* _Work required_:
The output should be all lines of the entries below in which the word "Todos" occurs.

[Web page and app entries]

┏━━

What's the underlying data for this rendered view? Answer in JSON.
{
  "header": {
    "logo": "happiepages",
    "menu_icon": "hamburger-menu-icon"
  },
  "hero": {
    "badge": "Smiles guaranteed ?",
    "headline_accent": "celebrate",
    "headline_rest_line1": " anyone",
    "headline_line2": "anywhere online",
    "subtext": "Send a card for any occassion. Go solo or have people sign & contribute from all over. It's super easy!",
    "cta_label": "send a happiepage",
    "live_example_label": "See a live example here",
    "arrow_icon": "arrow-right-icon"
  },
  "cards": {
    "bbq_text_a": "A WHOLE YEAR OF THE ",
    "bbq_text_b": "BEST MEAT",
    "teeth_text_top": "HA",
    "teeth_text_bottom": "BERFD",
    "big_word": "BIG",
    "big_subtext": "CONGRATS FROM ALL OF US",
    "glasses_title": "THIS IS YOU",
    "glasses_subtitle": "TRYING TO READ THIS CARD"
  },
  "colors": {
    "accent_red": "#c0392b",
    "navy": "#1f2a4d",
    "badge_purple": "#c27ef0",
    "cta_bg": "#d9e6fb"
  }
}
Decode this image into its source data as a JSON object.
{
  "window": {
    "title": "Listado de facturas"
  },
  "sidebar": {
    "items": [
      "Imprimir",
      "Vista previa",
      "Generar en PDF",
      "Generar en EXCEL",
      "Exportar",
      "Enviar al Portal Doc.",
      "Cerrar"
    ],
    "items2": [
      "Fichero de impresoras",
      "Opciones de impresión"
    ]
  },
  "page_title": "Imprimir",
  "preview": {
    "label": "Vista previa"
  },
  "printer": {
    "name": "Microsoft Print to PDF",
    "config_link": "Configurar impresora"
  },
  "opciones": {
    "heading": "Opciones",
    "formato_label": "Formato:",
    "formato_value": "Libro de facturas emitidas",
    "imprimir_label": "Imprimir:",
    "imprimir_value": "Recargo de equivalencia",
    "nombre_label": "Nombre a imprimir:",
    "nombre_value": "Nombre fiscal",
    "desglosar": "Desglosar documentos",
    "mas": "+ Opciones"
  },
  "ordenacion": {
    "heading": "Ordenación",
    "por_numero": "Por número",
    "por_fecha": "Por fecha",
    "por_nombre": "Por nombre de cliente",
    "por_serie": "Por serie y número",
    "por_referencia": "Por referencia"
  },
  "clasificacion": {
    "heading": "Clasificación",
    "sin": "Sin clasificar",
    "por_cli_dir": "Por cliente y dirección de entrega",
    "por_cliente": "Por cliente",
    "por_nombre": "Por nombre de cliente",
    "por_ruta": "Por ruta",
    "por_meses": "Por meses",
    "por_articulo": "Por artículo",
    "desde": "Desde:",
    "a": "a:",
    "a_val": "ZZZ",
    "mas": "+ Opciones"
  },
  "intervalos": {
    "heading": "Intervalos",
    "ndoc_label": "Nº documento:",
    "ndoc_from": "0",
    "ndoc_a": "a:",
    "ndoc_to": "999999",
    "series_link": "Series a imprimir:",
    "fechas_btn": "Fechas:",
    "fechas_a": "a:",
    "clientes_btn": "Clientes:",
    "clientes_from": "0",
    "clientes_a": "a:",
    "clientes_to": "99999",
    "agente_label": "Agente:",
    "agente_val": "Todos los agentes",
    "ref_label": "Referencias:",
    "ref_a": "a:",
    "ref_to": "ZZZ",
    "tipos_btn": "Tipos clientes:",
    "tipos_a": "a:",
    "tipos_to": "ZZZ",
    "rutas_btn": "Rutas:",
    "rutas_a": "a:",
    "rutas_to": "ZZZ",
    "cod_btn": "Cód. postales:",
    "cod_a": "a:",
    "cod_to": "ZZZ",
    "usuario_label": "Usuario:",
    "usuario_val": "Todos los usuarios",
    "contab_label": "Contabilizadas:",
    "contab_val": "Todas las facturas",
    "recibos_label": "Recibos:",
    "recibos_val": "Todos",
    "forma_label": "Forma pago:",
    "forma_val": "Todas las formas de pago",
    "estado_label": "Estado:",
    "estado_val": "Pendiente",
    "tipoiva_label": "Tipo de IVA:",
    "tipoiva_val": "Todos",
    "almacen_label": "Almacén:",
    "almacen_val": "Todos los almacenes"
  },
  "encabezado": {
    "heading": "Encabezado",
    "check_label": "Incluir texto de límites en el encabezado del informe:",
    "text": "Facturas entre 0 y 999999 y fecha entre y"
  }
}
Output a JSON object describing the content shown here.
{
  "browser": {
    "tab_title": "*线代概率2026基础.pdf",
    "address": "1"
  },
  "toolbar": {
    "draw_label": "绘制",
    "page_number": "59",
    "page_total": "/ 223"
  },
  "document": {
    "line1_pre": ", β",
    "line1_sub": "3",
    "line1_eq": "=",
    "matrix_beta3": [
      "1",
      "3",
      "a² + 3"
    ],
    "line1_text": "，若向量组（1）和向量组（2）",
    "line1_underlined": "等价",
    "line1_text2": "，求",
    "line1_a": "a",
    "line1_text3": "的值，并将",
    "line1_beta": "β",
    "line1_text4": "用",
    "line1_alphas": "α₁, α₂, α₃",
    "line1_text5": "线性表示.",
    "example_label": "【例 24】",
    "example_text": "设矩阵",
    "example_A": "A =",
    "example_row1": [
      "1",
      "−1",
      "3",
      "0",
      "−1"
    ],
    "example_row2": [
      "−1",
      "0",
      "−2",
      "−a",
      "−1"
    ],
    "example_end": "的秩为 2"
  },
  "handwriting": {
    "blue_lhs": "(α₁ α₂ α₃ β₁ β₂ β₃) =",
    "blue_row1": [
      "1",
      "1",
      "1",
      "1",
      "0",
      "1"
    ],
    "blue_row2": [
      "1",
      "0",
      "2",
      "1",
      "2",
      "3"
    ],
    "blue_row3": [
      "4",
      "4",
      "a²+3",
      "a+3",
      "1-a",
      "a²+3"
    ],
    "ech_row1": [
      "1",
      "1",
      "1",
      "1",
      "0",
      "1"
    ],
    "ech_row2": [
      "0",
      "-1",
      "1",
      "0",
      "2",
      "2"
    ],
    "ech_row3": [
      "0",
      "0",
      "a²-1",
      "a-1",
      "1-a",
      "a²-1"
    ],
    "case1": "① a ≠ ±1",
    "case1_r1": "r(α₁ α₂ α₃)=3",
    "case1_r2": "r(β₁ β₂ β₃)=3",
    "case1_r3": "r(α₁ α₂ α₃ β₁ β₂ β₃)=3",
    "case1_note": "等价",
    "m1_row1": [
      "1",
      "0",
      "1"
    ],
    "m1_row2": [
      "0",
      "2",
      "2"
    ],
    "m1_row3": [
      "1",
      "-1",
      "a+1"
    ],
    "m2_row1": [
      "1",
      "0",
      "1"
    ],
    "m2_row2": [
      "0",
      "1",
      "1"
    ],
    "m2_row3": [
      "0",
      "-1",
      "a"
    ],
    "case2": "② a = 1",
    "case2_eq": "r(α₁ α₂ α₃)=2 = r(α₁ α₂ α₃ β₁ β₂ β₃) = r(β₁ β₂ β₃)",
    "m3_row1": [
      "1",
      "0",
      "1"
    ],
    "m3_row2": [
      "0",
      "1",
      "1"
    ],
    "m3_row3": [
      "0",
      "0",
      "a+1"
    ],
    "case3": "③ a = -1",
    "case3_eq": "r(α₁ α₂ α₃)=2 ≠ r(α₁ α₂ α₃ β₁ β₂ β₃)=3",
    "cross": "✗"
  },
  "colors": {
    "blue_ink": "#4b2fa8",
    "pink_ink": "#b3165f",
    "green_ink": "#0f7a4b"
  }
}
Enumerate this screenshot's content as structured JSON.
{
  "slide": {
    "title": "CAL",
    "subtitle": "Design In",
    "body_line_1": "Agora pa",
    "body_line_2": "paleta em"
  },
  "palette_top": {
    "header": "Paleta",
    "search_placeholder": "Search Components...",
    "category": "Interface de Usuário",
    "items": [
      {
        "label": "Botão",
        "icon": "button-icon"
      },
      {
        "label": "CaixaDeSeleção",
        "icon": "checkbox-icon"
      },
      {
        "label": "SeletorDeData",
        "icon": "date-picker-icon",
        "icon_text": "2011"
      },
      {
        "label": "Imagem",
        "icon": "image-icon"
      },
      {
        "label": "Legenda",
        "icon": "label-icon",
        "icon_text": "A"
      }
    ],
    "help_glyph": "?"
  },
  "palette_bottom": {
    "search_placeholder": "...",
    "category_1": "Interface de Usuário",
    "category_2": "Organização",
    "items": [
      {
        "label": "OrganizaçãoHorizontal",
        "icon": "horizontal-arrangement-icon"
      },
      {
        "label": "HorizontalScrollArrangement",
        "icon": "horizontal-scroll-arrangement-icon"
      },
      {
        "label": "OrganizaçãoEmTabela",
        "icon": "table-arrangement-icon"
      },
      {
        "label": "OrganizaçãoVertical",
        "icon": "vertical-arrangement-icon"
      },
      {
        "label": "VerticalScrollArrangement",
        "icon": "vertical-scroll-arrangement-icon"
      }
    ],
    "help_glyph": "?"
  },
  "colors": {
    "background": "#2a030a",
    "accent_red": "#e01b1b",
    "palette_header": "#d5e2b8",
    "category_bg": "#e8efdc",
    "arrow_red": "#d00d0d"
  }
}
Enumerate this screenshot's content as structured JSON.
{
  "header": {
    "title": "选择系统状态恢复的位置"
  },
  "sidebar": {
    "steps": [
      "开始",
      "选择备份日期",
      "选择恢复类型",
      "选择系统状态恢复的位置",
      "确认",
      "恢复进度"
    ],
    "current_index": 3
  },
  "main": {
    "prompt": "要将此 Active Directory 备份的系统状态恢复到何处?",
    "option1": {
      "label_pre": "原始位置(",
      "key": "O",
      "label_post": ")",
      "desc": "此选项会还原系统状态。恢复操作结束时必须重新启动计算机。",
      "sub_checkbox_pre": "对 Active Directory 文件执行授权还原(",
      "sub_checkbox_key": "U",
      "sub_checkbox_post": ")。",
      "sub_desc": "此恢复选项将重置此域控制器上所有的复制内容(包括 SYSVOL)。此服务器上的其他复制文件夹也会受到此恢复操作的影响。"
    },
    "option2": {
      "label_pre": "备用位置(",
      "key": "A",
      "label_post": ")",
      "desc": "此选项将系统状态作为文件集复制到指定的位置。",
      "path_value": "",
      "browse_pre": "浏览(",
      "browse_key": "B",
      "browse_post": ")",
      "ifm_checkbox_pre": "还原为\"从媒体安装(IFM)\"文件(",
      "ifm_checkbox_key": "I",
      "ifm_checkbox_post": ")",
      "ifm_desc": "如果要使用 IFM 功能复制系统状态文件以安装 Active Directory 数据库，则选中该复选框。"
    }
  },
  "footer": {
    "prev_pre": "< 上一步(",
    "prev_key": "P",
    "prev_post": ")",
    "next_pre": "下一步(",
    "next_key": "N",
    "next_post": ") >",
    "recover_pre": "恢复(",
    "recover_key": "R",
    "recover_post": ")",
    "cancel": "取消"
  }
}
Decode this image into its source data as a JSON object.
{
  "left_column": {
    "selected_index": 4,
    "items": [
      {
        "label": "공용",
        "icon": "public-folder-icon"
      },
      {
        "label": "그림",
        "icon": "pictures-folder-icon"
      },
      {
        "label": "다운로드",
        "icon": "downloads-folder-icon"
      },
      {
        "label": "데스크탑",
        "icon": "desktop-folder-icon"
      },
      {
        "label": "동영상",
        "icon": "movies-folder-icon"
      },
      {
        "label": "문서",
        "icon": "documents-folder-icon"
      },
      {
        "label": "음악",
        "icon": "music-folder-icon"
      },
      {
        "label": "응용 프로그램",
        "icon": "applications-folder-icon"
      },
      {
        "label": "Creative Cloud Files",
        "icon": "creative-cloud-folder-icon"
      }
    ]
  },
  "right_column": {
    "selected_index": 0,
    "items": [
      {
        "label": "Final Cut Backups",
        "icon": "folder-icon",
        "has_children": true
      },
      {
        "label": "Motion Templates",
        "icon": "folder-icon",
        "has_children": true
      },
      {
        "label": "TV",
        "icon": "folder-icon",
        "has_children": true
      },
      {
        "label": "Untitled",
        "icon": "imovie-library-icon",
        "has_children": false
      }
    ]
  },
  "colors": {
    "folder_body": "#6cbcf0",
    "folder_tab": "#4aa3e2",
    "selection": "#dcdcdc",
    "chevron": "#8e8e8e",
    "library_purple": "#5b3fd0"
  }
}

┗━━

* _Reply_:
    "agente_val": "Todos los agentes",
    "usuario_val": "Todos los usuarios",
    "recibos_val": "Todos",
    "tipoiva_val": "Todos",
    "almacen_val": "Todos los almacenes"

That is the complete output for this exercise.